__Prompt__.
Scan the lines below; pull out those with "title".

(Page and application data records)
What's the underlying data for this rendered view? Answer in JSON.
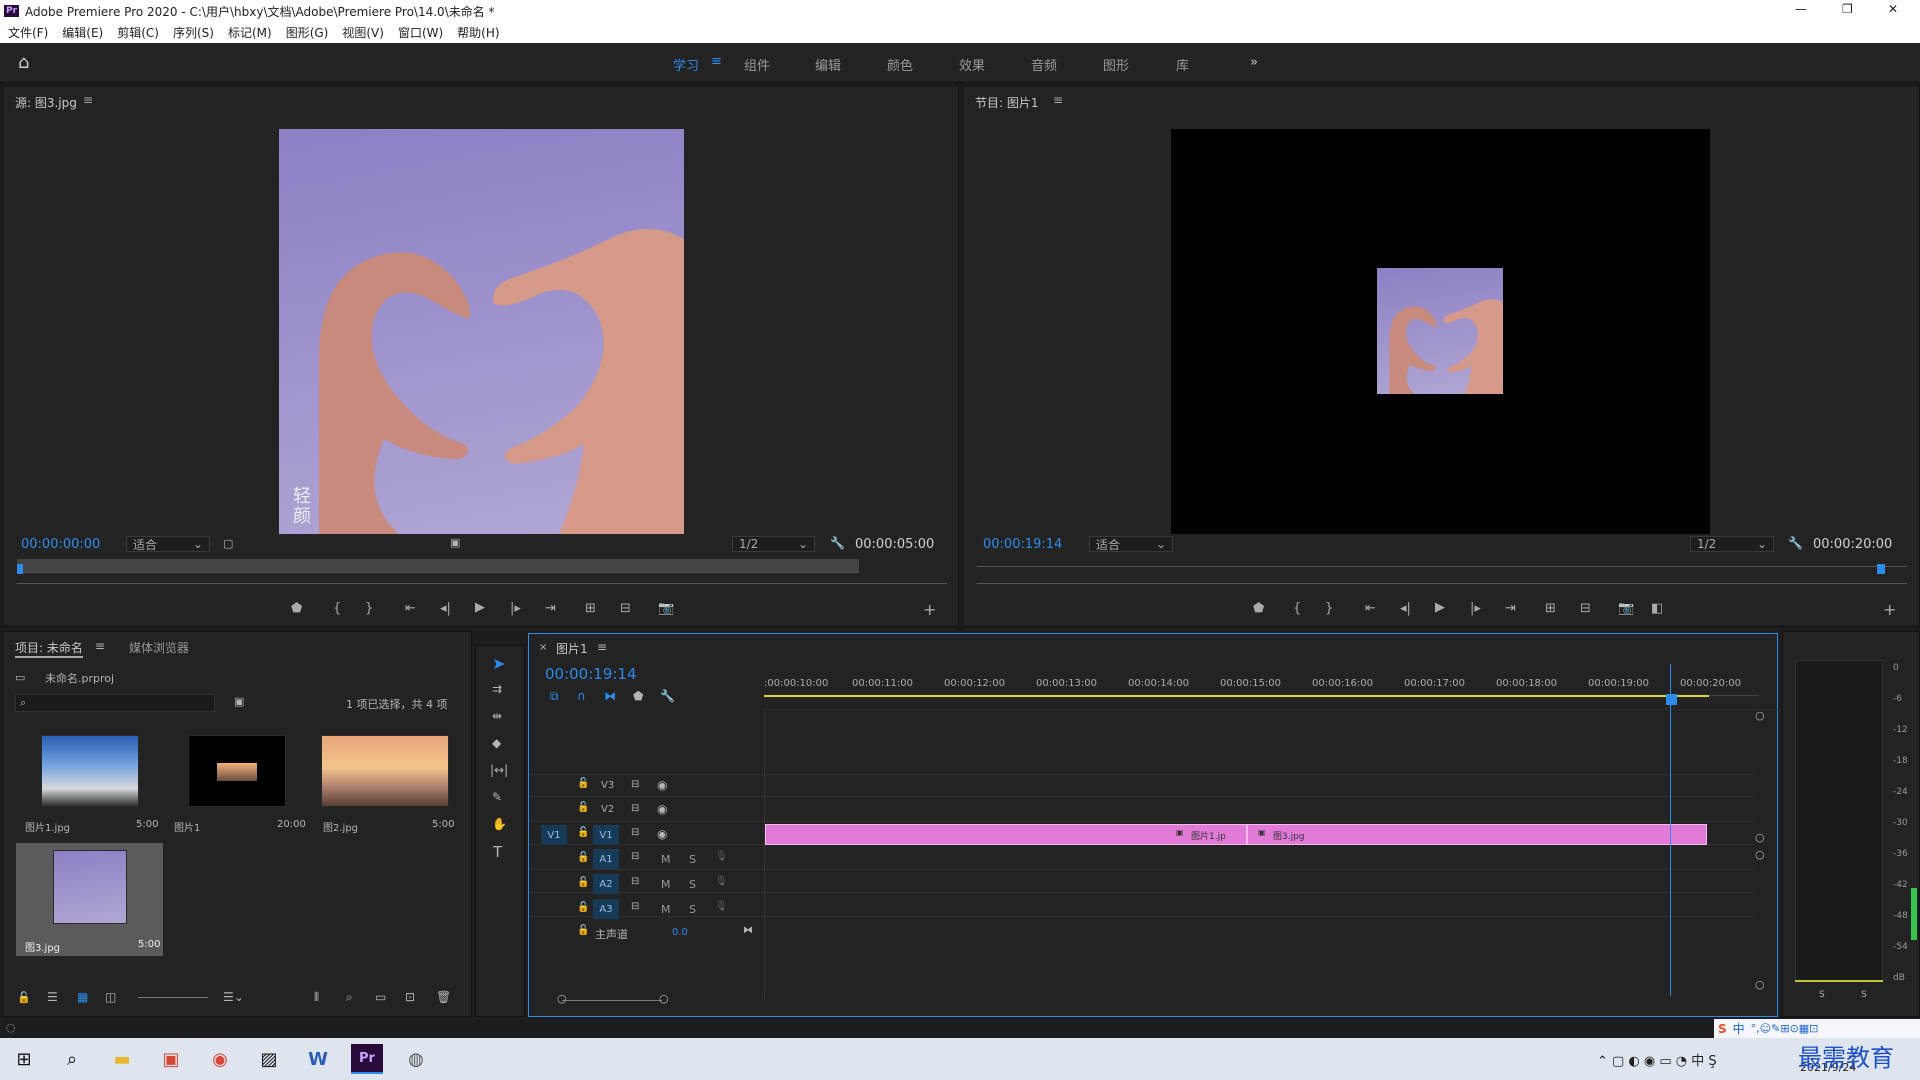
{
  "window": {
    "title": "Adobe Premiere Pro 2020 - C:\\用户\\hbxy\\文档\\Adobe\\Premiere Pro\\14.0\\未命名 *",
    "app_icon": "Pr",
    "min": "—",
    "max": "❐",
    "close": "✕"
  },
  "menu": [
    "文件(F)",
    "编辑(E)",
    "剪辑(C)",
    "序列(S)",
    "标记(M)",
    "图形(G)",
    "视图(V)",
    "窗口(W)",
    "帮助(H)"
  ],
  "workspaces": {
    "items": [
      "学习",
      "组件",
      "编辑",
      "颜色",
      "效果",
      "音频",
      "图形",
      "库"
    ],
    "active": "学习",
    "more": "»"
  },
  "source": {
    "title": "源: 图3.jpg",
    "timecode": "00:00:00:00",
    "fit": "适合",
    "quality": "1/2",
    "duration": "00:00:05:00",
    "watermark": "轻颜"
  },
  "program": {
    "title": "节目: 图片1",
    "timecode": "00:00:19:14",
    "fit": "适合",
    "quality": "1/2",
    "duration": "00:00:20:00"
  },
  "project": {
    "tab_project": "项目: 未命名",
    "tab_media": "媒体浏览器",
    "file": "未命名.prproj",
    "selection": "1 项已选择，共 4 项",
    "items": [
      {
        "name": "图片1.jpg",
        "dur": "5:00"
      },
      {
        "name": "图片1",
        "dur": "20:00"
      },
      {
        "name": "图2.jpg",
        "dur": "5:00"
      },
      {
        "name": "图3.jpg",
        "dur": "5:00"
      }
    ]
  },
  "timeline": {
    "tab": "图片1",
    "timecode": "00:00:19:14",
    "ruler": [
      ":00:00:10:00",
      "00:00:11:00",
      "00:00:12:00",
      "00:00:13:00",
      "00:00:14:00",
      "00:00:15:00",
      "00:00:16:00",
      "00:00:17:00",
      "00:00:18:00",
      "00:00:19:00",
      "00:00:20:00"
    ],
    "video_tracks": [
      "V3",
      "V2",
      "V1"
    ],
    "audio_tracks": [
      "A1",
      "A2",
      "A3"
    ],
    "source_patch": "V1",
    "mute": "M",
    "solo": "S",
    "master_label": "主声道",
    "master_value": "0.0",
    "clips": [
      {
        "label": "图片1.jp"
      },
      {
        "label": "图3.jpg"
      }
    ]
  },
  "meter": {
    "scale": [
      "0",
      "-6",
      "-12",
      "-18",
      "-24",
      "-30",
      "-36",
      "-42",
      "-48",
      "-54",
      "dB"
    ],
    "solo": [
      "S",
      "S"
    ]
  },
  "taskbar": {
    "date": "2021/9/24",
    "ime": "中",
    "brand": "最需教育"
  },
  "colors": {
    "accent": "#2d8ceb",
    "clip": "#e27ad8",
    "playhead": "#2d8ceb"
  }
}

__Result__.
    "title": "Adobe Premiere Pro 2020 - C:\\用户\\hbxy\\文档\\Adobe\\Premiere Pro\\14.0\\未命名 *",
    "title": "源: 图3.jpg",
    "title": "节目: 图片1",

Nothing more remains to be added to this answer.